### ACTIVITY
Using the data below, gather each line that includes the word "icon".

⁂

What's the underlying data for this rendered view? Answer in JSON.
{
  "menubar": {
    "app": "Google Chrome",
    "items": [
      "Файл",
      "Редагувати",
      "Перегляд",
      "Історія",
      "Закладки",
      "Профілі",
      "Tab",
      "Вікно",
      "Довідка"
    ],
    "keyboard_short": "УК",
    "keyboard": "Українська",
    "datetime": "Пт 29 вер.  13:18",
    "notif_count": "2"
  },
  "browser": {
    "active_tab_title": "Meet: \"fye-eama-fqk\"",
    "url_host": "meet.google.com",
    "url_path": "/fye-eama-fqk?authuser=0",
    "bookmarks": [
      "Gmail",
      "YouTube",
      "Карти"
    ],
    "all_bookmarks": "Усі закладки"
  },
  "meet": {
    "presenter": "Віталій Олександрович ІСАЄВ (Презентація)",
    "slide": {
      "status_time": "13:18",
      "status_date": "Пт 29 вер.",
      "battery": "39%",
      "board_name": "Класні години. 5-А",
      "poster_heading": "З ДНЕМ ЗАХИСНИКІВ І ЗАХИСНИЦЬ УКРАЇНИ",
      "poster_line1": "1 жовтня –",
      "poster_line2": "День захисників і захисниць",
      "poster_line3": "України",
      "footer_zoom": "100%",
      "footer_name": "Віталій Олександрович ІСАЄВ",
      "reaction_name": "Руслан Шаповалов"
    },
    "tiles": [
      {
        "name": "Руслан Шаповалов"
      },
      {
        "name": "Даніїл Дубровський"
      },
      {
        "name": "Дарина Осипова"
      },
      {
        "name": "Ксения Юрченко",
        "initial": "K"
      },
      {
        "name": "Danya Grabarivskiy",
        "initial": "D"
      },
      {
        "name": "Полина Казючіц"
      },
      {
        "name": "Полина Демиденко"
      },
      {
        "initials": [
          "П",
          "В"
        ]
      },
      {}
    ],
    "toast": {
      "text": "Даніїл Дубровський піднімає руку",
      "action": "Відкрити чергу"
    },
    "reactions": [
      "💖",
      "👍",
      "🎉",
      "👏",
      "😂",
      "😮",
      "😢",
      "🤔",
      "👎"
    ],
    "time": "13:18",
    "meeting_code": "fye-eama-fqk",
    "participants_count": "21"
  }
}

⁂

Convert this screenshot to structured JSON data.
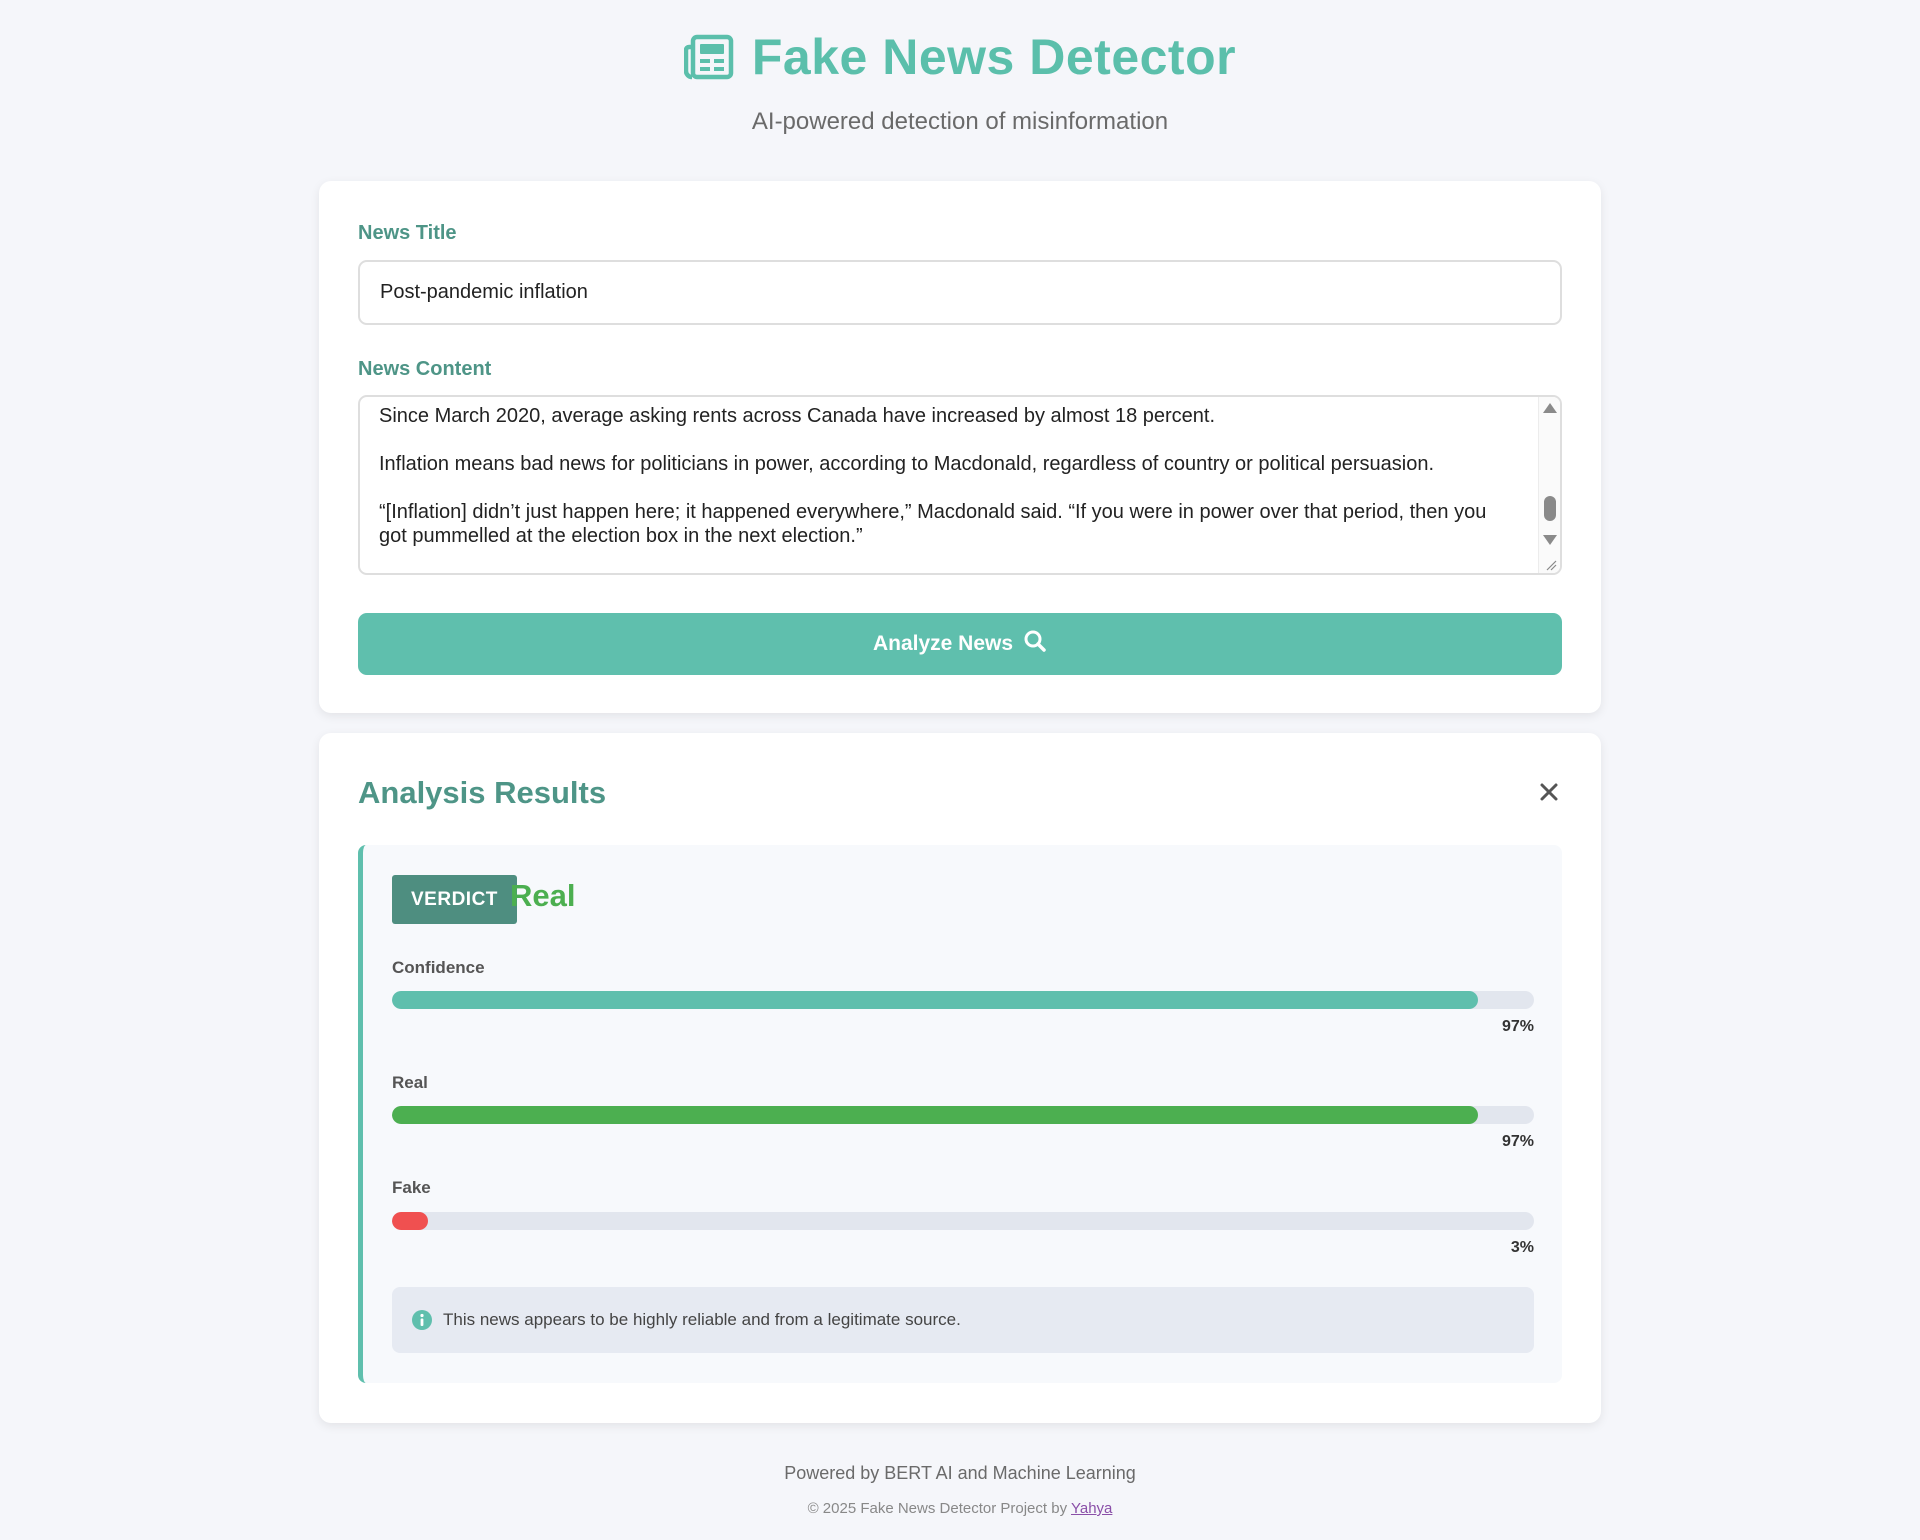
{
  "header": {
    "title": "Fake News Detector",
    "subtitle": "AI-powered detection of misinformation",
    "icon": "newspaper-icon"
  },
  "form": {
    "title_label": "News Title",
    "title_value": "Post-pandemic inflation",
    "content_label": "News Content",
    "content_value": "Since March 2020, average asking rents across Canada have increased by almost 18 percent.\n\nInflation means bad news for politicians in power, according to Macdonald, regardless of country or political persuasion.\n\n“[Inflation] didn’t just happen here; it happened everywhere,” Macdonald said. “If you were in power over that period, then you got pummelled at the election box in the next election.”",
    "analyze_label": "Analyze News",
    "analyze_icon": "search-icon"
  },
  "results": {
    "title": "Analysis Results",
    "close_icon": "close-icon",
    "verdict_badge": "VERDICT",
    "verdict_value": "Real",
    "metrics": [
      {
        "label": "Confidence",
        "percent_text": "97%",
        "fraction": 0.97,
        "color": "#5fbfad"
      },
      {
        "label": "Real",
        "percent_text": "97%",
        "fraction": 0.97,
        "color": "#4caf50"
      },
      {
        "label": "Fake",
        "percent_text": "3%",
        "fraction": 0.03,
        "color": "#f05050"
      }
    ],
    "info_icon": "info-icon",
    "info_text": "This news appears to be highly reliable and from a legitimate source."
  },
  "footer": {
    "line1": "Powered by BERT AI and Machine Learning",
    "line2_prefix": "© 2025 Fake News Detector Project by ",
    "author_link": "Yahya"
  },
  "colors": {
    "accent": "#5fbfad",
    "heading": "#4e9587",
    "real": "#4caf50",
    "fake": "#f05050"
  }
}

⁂

### RESPONSE BOX
    "icon": "newspaper-icon"
    "analyze_icon": "search-icon"
    "close_icon": "close-icon",
    "info_icon": "info-icon",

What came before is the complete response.